Marquis' gallery in Portland, Bullseye, has a history entwined with his own and with that of glass in the region and beyond. Bullseye Glass Company was the brainchild of three glass blowers--Ray Ahlgren, Boyce Lundstrom, and Dan Schwoerer--who in 1974 founded Bullseye to solve technical problems that were bedeviling their own work. The product they eventually developed was a glass that would be compatible with other glasses and withstand multiple firings without cracking during the cooling process. Schwoerer, who today co-owns the company with his wife, Lani McGregor, continues to oversee technical innovations that benefit artists engaged in specific projects. McGregor, who directs the 15,000-square-foot Bullseye Gallery in Portland's perennially chi-chi Pearl District, remarks that, "In our experience, the most successful projects we've ever done have resulted from the needs of a single artist. What they need might be something there's no market for yet, and the only reason anybody would want to help them is because it's brilliant. That's sort of where the whole company started." She invokes Klaus Moje, the Hamburg, Germany-born artist who is equally known for his intricately patterned platter forms and wall panels and for founding the highly influential Glass Workshop in Canberra, Australia. "Klaus wanted to do something people weren't doing at the time, and which there was no market for. He needed an entire color palette of glasses that could be melted together in a kiln and, once cooled, would be sufficiently free from internal stress that they wouldn't break."

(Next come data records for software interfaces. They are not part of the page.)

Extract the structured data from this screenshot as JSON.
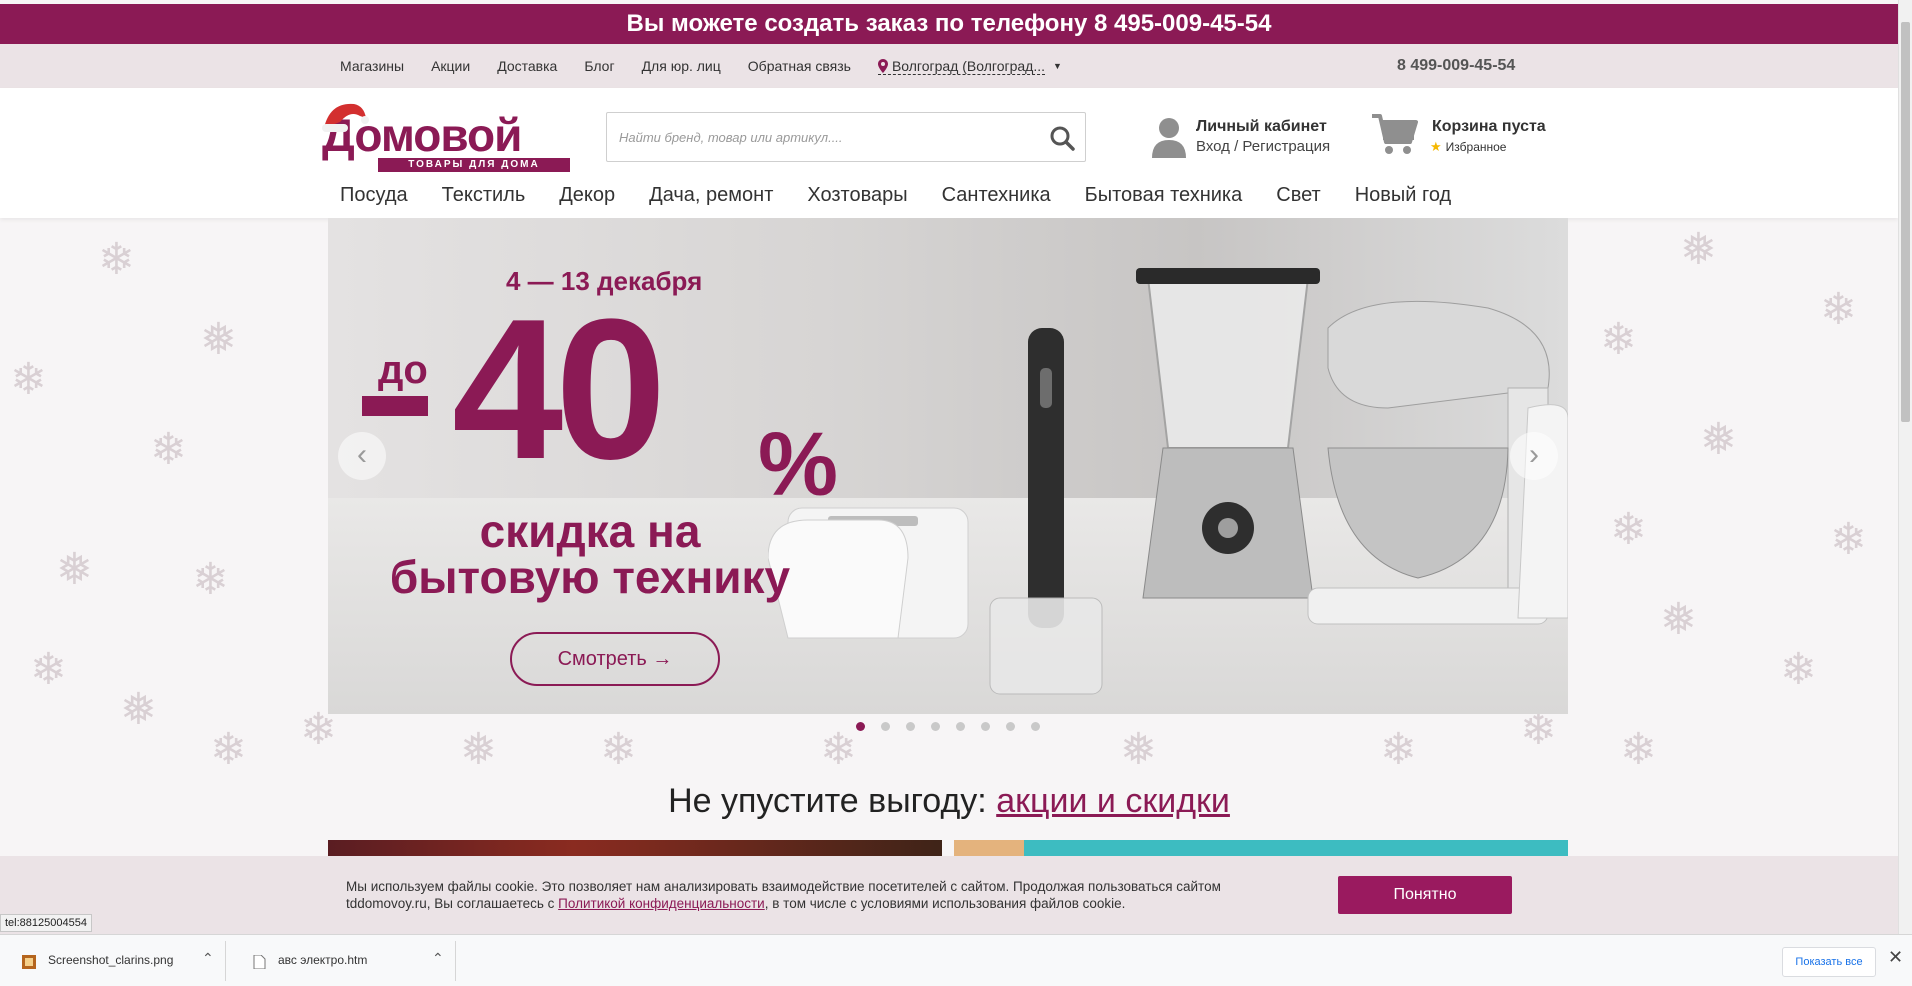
{
  "promo_bar": {
    "text": "Вы можете создать заказ по телефону",
    "phone": "8 495-009-45-54"
  },
  "util_bar": {
    "links": [
      "Магазины",
      "Акции",
      "Доставка",
      "Блог",
      "Для юр. лиц",
      "Обратная связь"
    ],
    "city": "Волгоград (Волгоград...",
    "phone": "8 499-009-45-54"
  },
  "header": {
    "logo_word": "Домовой",
    "logo_sub": "ТОВАРЫ ДЛЯ ДОМА",
    "search_placeholder": "Найти бренд, товар или артикул....",
    "account_title": "Личный кабинет",
    "account_sub": "Вход / Регистрация",
    "cart_title": "Корзина пуста",
    "favorites": "Избранное"
  },
  "nav": [
    "Посуда",
    "Текстиль",
    "Декор",
    "Дача, ремонт",
    "Хозтовары",
    "Сантехника",
    "Бытовая техника",
    "Свет",
    "Новый год"
  ],
  "slider": {
    "dates": "4 — 13 декабря",
    "upto": "до",
    "discount": "40",
    "percent": "%",
    "line1": "скидка на",
    "line2": "бытовую технику",
    "cta": "Смотреть →",
    "prev": "‹",
    "next": "›",
    "dots_count": 8,
    "active_dot": 0
  },
  "deals": {
    "text": "Не упустите выгоду:",
    "link": "акции и скидки"
  },
  "cookie": {
    "text_before": "Мы используем файлы cookie. Это позволяет нам анализировать взаимодействие посетителей с сайтом. Продолжая пользоваться сайтом tddomovoy.ru, Вы соглашаетесь с",
    "link": "Политикой конфиденциальности",
    "text_after": ", в том числе с условиями использования файлов cookie.",
    "button": "Понятно"
  },
  "status_url": "tel:88125004554",
  "downloads": {
    "items": [
      "Screenshot_clarins.png",
      "авс электро.htm"
    ],
    "show_all": "Показать все",
    "close": "✕"
  },
  "colors": {
    "brand": "#8b1a55",
    "util_bg": "#ebe3e6"
  }
}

Moje takes up the story. "Color is my fascination. It's a never-ending challenge to explore and extend the envelope. So one of the luckiest moments of my life was when I met with Dan Schworer and Boyce Lundstrom at Bullseye, and they were fascinated by what I needed to do, and said to me, 'We'll produce a palette for you to have a wider range of colors available.' I remember thinking, 'These Americans are just loudmouths!' But after awhile they figured it out, and there was a box of Bullseye Glass on my doorstep, and I never looked back."
Bullseye's leadership has taken pains to work with artists who come to glass from other media in the interest of cross-pollination. Examples include Carrie Iverson, who came from a background in printmaking and political art; ceramic sculptor Jun Kaneko; and Joanne Teasdale, who combines her first two passions, painting and photography, with novel and psychologically incisive approaches to glass. Bullseye is also committed to bridging the divide between glass blowing and kiln-forming. With the gallery's encouragement, longtime glass blower Dante Marioni has made successful forays into kiln-formed glass; and a seminal Bullseye workshop in 1998 yielded a technique known as the "Australian roll-up," which is essentially an integration of blowing and kiln-forming.
A big-name art star, established infrastructure, a sense of community, and technical innovation number prominently among the factors that give the Pacific Northwest heightened luminescence in the constellation of contemporary glass. But there is something else, too, something beyond, which ties these disparate strings together: an esprit de corps that bears at least a modicum of resemblance to the pioneering spirit that brought pioneers along the Oregon Trail in the mid-1800s. It is an imperative to circle the wagons when needed for safe haven but above all to push forward, to venture, to act. Couple this spirit with glass' fluency across the range from transparency to opacity, and the near-inexhaustible ways it can be deployed to formal and thematic ends, and one begins to discern a synergy of materiality, history, and locale that knows no limit.